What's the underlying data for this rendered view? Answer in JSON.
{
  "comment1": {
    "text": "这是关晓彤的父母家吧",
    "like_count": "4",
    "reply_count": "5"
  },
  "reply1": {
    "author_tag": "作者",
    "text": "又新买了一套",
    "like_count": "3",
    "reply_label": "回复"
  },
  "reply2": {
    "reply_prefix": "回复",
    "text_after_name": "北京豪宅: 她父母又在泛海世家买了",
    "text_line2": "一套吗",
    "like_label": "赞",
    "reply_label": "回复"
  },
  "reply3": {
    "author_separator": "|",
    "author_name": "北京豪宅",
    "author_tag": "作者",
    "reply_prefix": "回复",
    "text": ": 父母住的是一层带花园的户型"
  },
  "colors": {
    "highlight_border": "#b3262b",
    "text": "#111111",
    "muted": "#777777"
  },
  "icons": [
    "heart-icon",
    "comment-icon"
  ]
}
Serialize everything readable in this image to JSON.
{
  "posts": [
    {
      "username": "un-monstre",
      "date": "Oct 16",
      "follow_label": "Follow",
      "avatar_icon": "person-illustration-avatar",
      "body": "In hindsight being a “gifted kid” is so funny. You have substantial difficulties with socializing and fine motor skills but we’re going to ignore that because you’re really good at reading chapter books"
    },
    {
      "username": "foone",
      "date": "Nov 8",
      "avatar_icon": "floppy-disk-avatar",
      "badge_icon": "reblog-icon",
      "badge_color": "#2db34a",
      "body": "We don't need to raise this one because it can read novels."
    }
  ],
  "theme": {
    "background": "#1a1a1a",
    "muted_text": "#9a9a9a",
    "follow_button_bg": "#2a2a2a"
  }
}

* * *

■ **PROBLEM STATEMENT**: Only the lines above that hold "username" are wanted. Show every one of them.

■ **RESULT OF THE TASK**:
      "username": "un-monstre",
      "username": "foone",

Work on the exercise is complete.